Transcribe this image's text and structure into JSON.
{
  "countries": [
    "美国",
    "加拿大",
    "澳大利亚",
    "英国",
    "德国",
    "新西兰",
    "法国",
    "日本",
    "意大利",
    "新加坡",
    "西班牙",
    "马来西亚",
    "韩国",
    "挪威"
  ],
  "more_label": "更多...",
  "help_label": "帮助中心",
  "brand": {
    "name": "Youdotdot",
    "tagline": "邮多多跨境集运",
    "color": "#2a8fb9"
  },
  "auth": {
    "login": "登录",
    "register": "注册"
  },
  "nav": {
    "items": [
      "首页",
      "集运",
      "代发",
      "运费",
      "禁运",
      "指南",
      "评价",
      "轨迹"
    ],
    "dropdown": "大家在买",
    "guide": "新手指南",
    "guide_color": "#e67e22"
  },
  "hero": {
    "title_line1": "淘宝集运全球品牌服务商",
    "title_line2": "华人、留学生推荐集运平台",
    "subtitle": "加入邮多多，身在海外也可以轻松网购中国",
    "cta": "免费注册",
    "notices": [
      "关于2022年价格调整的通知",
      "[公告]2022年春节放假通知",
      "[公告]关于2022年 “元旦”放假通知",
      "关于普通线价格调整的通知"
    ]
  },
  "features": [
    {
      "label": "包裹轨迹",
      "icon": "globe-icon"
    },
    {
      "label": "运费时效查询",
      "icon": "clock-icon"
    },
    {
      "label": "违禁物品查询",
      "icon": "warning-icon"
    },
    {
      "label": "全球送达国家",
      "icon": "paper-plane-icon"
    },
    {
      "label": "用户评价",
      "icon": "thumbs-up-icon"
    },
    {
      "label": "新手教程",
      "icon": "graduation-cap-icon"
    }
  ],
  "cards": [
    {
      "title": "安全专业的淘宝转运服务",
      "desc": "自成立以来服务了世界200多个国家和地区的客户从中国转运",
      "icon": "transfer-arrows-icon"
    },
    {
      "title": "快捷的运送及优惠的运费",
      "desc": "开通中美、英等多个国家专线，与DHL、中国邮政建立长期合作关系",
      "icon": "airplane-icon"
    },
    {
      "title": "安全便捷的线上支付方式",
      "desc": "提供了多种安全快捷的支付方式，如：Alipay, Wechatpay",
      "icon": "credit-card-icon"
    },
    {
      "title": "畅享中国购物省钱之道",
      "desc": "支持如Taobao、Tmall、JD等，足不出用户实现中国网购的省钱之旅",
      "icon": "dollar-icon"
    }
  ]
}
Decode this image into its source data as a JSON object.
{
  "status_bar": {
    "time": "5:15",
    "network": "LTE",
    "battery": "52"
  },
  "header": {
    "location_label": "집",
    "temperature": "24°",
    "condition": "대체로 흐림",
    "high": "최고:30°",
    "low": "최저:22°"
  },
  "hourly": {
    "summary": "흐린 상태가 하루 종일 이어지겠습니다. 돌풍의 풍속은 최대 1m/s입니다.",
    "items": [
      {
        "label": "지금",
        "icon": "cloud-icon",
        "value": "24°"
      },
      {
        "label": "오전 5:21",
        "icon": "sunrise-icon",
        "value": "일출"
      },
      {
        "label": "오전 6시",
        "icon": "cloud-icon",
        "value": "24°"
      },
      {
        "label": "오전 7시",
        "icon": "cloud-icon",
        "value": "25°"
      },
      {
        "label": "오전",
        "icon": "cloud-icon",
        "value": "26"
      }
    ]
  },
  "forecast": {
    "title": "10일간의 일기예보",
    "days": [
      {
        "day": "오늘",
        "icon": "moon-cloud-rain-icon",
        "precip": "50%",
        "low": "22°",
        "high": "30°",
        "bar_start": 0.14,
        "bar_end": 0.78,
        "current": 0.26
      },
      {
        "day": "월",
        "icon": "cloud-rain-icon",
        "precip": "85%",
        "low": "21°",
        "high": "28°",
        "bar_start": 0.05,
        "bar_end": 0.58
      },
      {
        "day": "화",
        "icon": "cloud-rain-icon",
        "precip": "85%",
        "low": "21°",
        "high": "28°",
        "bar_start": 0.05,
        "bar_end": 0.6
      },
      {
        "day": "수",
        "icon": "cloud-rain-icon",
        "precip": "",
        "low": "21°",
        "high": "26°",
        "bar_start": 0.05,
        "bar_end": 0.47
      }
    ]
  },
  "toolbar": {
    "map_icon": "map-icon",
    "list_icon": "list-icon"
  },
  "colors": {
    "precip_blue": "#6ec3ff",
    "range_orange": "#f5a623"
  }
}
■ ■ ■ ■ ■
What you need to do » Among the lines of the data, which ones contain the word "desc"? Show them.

Solved exercise »
      "desc": "自成立以来服务了世界200多个国家和地区的客户从中国转运",
      "desc": "开通中美、英等多个国家专线，与DHL、中国邮政建立长期合作关系",
      "desc": "提供了多种安全快捷的支付方式，如：Alipay, Wechatpay",
      "desc": "支持如Taobao、Tmall、JD等，足不出用户实现中国网购的省钱之旅",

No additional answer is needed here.